This is not about voter choice or even voter turnout. There’s not a lot of evidence that running mates do anything about that. It’s about demonstrating who the party is right now. All of this is an enormous change from what the Democratic Party was as late as the 1990s, when the party at best made very little effort to diversify its politicians.

Now we’ll see how these things hold up through a fall campaign. In a normal cycle, and barring scandal, vice-presidential picks tend to dominate the news right up to when they are selected and then disappear rapidly after their convention acceptance speech. Even those political scientists who find some indirect effects from the selection don’t think it amounts to much, and there’s almost no evidence that people vote for the bottom of the ticket and not the top. (Indeed, as I’ll keep arguing, when there’s an incumbent president on the ballot, even the out-party presidential nominee doesn’t have much impact on a voter’s choice, let alone the running mate.)

Could it be different this time? Perhaps. Many in the media may believe that the first Black woman on a national ticket is such a big story that it drives coverage in a way that most running mates don’t. Donald Trump has often seemed particularly eager to attack women and Black people, especially Black women. Since he’s found little success running against Biden so far, he may choose to spend more time attacking the vice-presidential candidate than would typically be the case — even if it’s counterproductive for him.

It’s also possible that Biden’s advanced age will make the media more focused on the second slot (although that didn’t happen in 2016, when both nominees at the top of the ticket were unusually old, and it doesn’t appear to be happening with Trump now). And the oddities of electioneering during the pandemic might throw off all sorts of media norms.

Of course, it’s always possible that some scandal will turn up that everyone missed during Harris’s earlier presidential run and that Biden’s vetting team also missed. But the advantage of selecting someone who has already been in the race makes surprises less likely.
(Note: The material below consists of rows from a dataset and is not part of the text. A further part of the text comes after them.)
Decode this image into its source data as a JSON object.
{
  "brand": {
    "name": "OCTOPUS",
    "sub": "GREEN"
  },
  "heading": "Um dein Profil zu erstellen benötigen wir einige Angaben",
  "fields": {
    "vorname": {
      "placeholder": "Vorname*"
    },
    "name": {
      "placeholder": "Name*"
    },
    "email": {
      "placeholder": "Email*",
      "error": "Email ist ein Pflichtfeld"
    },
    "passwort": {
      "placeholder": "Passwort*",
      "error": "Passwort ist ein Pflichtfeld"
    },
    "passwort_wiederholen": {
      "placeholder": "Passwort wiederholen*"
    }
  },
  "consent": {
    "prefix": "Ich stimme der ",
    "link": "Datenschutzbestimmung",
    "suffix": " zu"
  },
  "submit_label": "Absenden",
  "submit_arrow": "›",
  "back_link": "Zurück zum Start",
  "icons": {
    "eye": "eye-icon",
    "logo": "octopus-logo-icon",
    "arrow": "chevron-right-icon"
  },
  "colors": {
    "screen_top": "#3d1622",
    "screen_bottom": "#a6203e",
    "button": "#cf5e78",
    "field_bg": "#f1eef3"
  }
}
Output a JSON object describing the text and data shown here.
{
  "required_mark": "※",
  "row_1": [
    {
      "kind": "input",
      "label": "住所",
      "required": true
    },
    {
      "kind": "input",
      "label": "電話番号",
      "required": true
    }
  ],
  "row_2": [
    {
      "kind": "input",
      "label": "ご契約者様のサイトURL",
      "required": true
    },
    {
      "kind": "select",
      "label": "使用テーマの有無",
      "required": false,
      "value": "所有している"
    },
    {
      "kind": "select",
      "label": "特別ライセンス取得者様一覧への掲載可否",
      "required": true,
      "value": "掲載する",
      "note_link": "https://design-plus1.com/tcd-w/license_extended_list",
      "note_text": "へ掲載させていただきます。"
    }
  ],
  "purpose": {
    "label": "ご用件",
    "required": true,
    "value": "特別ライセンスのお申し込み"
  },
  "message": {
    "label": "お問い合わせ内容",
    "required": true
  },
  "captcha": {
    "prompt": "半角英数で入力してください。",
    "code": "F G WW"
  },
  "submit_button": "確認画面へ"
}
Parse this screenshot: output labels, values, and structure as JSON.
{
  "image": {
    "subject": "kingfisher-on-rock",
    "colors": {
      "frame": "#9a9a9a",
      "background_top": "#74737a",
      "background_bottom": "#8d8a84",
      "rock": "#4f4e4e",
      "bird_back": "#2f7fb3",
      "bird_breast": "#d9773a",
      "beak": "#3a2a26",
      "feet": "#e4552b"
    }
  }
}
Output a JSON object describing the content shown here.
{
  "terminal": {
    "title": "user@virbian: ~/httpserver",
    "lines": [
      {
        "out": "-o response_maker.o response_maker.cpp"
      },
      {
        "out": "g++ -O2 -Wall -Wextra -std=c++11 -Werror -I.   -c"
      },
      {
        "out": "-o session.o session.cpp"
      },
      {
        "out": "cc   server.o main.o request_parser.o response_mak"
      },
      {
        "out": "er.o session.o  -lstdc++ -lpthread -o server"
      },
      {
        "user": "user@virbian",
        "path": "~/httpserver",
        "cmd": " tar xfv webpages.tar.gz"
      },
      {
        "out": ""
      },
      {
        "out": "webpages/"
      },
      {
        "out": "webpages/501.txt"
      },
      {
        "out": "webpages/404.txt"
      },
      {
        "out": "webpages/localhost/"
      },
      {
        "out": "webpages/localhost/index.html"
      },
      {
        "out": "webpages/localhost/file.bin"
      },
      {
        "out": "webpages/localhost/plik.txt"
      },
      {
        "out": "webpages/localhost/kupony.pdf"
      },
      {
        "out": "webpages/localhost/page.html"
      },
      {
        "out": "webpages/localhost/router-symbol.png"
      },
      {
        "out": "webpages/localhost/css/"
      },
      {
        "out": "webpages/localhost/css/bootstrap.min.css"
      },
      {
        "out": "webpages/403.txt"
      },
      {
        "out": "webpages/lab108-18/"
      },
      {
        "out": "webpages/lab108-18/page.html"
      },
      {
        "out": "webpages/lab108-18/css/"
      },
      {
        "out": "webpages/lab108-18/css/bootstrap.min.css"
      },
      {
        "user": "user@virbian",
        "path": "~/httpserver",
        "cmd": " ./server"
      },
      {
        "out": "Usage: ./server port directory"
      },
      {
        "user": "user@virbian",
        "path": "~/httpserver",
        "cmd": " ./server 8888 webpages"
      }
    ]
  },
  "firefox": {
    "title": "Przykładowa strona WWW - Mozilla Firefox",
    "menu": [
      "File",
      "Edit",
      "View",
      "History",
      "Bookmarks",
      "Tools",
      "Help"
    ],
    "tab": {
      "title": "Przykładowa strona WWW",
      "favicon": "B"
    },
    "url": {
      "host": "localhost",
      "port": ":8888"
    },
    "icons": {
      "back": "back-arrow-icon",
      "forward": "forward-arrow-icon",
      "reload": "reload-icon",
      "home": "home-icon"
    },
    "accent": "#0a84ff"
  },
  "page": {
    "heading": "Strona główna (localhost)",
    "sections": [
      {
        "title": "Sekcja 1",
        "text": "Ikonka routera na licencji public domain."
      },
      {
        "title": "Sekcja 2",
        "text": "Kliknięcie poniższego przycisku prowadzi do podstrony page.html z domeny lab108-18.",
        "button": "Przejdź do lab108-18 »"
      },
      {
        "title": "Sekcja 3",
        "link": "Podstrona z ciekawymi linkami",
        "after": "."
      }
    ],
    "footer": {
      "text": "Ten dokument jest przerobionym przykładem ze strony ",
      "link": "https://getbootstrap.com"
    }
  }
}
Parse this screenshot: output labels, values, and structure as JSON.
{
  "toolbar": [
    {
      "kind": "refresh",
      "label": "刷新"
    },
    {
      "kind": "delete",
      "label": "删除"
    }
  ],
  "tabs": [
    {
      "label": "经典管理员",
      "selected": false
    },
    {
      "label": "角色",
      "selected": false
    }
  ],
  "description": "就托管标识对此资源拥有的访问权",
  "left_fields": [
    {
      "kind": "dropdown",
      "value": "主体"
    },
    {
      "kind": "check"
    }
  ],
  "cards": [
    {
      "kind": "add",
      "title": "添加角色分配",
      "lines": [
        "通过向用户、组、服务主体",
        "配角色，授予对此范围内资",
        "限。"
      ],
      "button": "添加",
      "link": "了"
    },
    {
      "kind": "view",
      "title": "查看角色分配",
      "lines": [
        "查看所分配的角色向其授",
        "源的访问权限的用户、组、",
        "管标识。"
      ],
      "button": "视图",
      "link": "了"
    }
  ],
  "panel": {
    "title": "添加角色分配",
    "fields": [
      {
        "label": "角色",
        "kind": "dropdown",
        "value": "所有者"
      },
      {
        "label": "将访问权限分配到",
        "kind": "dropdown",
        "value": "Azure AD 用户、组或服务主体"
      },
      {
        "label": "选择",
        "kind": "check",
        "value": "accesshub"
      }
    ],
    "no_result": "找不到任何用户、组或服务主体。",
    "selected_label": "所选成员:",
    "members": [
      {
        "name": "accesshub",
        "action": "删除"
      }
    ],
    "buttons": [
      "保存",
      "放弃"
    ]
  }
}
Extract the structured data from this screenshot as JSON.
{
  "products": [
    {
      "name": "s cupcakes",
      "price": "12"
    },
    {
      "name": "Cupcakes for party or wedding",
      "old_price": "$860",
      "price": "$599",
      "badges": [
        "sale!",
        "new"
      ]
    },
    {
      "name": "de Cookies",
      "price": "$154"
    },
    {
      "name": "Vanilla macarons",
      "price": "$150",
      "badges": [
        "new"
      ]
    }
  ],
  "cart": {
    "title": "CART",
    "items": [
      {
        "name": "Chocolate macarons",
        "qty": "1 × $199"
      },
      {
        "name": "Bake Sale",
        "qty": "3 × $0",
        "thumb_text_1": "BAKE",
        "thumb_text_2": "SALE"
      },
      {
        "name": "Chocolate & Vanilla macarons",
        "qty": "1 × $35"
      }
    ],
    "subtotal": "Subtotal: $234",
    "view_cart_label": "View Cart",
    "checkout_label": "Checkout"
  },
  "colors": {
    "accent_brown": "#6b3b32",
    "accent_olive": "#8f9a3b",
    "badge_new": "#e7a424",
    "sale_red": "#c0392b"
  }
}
So my bet is that Biden has successfully made a solid, boring selection. She’s qualified for the presidency if necessary, and she’s unlikely to harm his chances at winning. And she reminds us again that Biden is, above all, a mainstream Democrat. Whatever that is at the moment.-Bloomberg

Also read: Why Kamala Harris, with Indian & Black heritage, is a safe and smart choice for US VP